* Material for this exercise *

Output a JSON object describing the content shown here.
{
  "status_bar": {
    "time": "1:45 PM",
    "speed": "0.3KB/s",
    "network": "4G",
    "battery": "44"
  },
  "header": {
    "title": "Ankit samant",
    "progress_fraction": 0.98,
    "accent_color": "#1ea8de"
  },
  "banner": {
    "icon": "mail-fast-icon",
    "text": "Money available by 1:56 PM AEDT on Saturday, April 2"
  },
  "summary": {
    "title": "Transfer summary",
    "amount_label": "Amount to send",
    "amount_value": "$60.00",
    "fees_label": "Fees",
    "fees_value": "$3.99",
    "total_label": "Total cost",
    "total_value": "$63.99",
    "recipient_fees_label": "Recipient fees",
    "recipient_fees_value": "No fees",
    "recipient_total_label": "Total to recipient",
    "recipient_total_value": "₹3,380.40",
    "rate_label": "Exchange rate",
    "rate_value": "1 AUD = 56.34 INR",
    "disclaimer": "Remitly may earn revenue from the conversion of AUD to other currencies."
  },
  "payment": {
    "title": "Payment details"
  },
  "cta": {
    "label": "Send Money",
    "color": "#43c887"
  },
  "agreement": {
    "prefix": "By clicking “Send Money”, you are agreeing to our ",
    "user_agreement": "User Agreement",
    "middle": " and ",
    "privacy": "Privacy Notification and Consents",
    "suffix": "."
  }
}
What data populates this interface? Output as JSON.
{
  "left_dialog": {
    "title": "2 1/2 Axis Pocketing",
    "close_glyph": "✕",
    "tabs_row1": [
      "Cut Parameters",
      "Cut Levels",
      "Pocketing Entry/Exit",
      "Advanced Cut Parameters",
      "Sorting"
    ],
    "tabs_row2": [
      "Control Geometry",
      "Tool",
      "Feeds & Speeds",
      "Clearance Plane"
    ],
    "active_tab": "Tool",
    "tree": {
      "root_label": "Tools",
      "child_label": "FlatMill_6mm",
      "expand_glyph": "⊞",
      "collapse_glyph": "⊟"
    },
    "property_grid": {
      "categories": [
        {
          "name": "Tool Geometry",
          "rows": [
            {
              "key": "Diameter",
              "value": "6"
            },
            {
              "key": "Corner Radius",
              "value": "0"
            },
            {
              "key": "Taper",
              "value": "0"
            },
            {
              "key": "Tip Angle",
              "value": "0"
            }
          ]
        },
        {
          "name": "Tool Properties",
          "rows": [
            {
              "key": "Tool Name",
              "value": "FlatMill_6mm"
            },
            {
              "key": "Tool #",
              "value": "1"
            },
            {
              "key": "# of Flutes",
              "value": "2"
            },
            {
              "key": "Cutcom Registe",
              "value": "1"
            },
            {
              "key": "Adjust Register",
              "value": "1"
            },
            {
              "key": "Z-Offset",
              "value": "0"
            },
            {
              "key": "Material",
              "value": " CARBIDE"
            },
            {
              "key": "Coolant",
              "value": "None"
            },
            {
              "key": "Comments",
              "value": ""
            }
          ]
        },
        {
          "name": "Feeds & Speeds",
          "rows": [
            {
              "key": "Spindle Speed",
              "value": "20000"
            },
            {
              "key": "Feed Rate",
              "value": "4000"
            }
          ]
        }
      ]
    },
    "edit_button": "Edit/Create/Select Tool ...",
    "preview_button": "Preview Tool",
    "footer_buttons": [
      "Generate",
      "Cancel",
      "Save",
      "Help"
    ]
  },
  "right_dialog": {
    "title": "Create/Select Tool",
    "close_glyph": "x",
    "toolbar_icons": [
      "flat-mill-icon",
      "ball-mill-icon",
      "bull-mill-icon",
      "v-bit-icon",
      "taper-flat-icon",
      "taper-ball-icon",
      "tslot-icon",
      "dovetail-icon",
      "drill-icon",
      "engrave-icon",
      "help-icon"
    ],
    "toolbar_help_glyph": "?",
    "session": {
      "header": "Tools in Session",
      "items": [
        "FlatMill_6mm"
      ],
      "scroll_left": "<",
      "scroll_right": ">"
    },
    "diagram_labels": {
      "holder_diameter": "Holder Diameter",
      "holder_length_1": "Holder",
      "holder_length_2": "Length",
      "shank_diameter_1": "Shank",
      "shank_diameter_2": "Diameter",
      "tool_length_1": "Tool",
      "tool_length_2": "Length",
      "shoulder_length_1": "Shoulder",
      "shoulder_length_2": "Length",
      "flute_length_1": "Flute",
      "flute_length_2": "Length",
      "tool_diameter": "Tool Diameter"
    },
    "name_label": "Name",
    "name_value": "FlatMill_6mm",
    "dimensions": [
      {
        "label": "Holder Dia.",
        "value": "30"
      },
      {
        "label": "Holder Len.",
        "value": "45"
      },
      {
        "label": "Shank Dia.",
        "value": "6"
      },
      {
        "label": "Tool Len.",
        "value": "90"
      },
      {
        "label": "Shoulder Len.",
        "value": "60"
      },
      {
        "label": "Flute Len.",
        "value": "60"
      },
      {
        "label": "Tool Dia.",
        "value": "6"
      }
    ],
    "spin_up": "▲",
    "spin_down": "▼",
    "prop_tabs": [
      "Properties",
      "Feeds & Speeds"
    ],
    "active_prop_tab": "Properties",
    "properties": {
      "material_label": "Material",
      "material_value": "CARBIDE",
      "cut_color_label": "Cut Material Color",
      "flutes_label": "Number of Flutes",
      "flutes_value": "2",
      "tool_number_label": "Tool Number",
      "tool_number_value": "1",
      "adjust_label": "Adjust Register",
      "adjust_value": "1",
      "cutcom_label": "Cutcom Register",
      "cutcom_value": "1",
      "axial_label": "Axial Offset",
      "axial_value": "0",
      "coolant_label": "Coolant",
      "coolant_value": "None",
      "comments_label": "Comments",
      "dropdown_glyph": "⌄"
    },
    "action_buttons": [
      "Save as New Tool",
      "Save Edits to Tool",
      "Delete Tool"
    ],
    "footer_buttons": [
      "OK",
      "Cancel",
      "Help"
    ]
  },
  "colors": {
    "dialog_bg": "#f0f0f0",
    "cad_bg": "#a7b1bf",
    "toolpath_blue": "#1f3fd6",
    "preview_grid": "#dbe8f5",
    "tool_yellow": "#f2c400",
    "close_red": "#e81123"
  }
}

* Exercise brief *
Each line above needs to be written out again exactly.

* Solution for this exercise *
Output a JSON object describing the content shown here.
{
  "status_bar": {
    "time": "1:45 PM",
    "speed": "0.3KB/s",
    "network": "4G",
    "battery": "44"
  },
  "header": {
    "title": "Ankit samant",
    "progress_fraction": 0.98,
    "accent_color": "#1ea8de"
  },
  "banner": {
    "icon": "mail-fast-icon",
    "text": "Money available by 1:56 PM AEDT on Saturday, April 2"
  },
  "summary": {
    "title": "Transfer summary",
    "amount_label": "Amount to send",
    "amount_value": "$60.00",
    "fees_label": "Fees",
    "fees_value": "$3.99",
    "total_label": "Total cost",
    "total_value": "$63.99",
    "recipient_fees_label": "Recipient fees",
    "recipient_fees_value": "No fees",
    "recipient_total_label": "Total to recipient",
    "recipient_total_value": "₹3,380.40",
    "rate_label": "Exchange rate",
    "rate_value": "1 AUD = 56.34 INR",
    "disclaimer": "Remitly may earn revenue from the conversion of AUD to other currencies."
  },
  "payment": {
    "title": "Payment details"
  },
  "cta": {
    "label": "Send Money",
    "color": "#43c887"
  },
  "agreement": {
    "prefix": "By clicking “Send Money”, you are agreeing to our ",
    "user_agreement": "User Agreement",
    "middle": " and ",
    "privacy": "Privacy Notification and Consents",
    "suffix": "."
  }
}
What data populates this interface? Output as JSON.
{
  "left_dialog": {
    "title": "2 1/2 Axis Pocketing",
    "close_glyph": "✕",
    "tabs_row1": [
      "Cut Parameters",
      "Cut Levels",
      "Pocketing Entry/Exit",
      "Advanced Cut Parameters",
      "Sorting"
    ],
    "tabs_row2": [
      "Control Geometry",
      "Tool",
      "Feeds & Speeds",
      "Clearance Plane"
    ],
    "active_tab": "Tool",
    "tree": {
      "root_label": "Tools",
      "child_label": "FlatMill_6mm",
      "expand_glyph": "⊞",
      "collapse_glyph": "⊟"
    },
    "property_grid": {
      "categories": [
        {
          "name": "Tool Geometry",
          "rows": [
            {
              "key": "Diameter",
              "value": "6"
            },
            {
              "key": "Corner Radius",
              "value": "0"
            },
            {
              "key": "Taper",
              "value": "0"
            },
            {
              "key": "Tip Angle",
              "value": "0"
            }
          ]
        },
        {
          "name": "Tool Properties",
          "rows": [
            {
              "key": "Tool Name",
              "value": "FlatMill_6mm"
            },
            {
              "key": "Tool #",
              "value": "1"
            },
            {
              "key": "# of Flutes",
              "value": "2"
            },
            {
              "key": "Cutcom Registe",
              "value": "1"
            },
            {
              "key": "Adjust Register",
              "value": "1"
            },
            {
              "key": "Z-Offset",
              "value": "0"
            },
            {
              "key": "Material",
              "value": " CARBIDE"
            },
            {
              "key": "Coolant",
              "value": "None"
            },
            {
              "key": "Comments",
              "value": ""
            }
          ]
        },
        {
          "name": "Feeds & Speeds",
          "rows": [
            {
              "key": "Spindle Speed",
              "value": "20000"
            },
            {
              "key": "Feed Rate",
              "value": "4000"
            }
          ]
        }
      ]
    },
    "edit_button": "Edit/Create/Select Tool ...",
    "preview_button": "Preview Tool",
    "footer_buttons": [
      "Generate",
      "Cancel",
      "Save",
      "Help"
    ]
  },
  "right_dialog": {
    "title": "Create/Select Tool",
    "close_glyph": "x",
    "toolbar_icons": [
      "flat-mill-icon",
      "ball-mill-icon",
      "bull-mill-icon",
      "v-bit-icon",
      "taper-flat-icon",
      "taper-ball-icon",
      "tslot-icon",
      "dovetail-icon",
      "drill-icon",
      "engrave-icon",
      "help-icon"
    ],
    "toolbar_help_glyph": "?",
    "session": {
      "header": "Tools in Session",
      "items": [
        "FlatMill_6mm"
      ],
      "scroll_left": "<",
      "scroll_right": ">"
    },
    "diagram_labels": {
      "holder_diameter": "Holder Diameter",
      "holder_length_1": "Holder",
      "holder_length_2": "Length",
      "shank_diameter_1": "Shank",
      "shank_diameter_2": "Diameter",
      "tool_length_1": "Tool",
      "tool_length_2": "Length",
      "shoulder_length_1": "Shoulder",
      "shoulder_length_2": "Length",
      "flute_length_1": "Flute",
      "flute_length_2": "Length",
      "tool_diameter": "Tool Diameter"
    },
    "name_label": "Name",
    "name_value": "FlatMill_6mm",
    "dimensions": [
      {
        "label": "Holder Dia.",
        "value": "30"
      },
      {
        "label": "Holder Len.",
        "value": "45"
      },
      {
        "label": "Shank Dia.",
        "value": "6"
      },
      {
        "label": "Tool Len.",
        "value": "90"
      },
      {
        "label": "Shoulder Len.",
        "value": "60"
      },
      {
        "label": "Flute Len.",
        "value": "60"
      },
      {
        "label": "Tool Dia.",
        "value": "6"
      }
    ],
    "spin_up": "▲",
    "spin_down": "▼",
    "prop_tabs": [
      "Properties",
      "Feeds & Speeds"
    ],
    "active_prop_tab": "Properties",
    "properties": {
      "material_label": "Material",
      "material_value": "CARBIDE",
      "cut_color_label": "Cut Material Color",
      "flutes_label": "Number of Flutes",
      "flutes_value": "2",
      "tool_number_label": "Tool Number",
      "tool_number_value": "1",
      "adjust_label": "Adjust Register",
      "adjust_value": "1",
      "cutcom_label": "Cutcom Register",
      "cutcom_value": "1",
      "axial_label": "Axial Offset",
      "axial_value": "0",
      "coolant_label": "Coolant",
      "coolant_value": "None",
      "comments_label": "Comments",
      "dropdown_glyph": "⌄"
    },
    "action_buttons": [
      "Save as New Tool",
      "Save Edits to Tool",
      "Delete Tool"
    ],
    "footer_buttons": [
      "OK",
      "Cancel",
      "Help"
    ]
  },
  "colors": {
    "dialog_bg": "#f0f0f0",
    "cad_bg": "#a7b1bf",
    "toolpath_blue": "#1f3fd6",
    "preview_grid": "#dbe8f5",
    "tool_yellow": "#f2c400",
    "close_red": "#e81123"
  }
}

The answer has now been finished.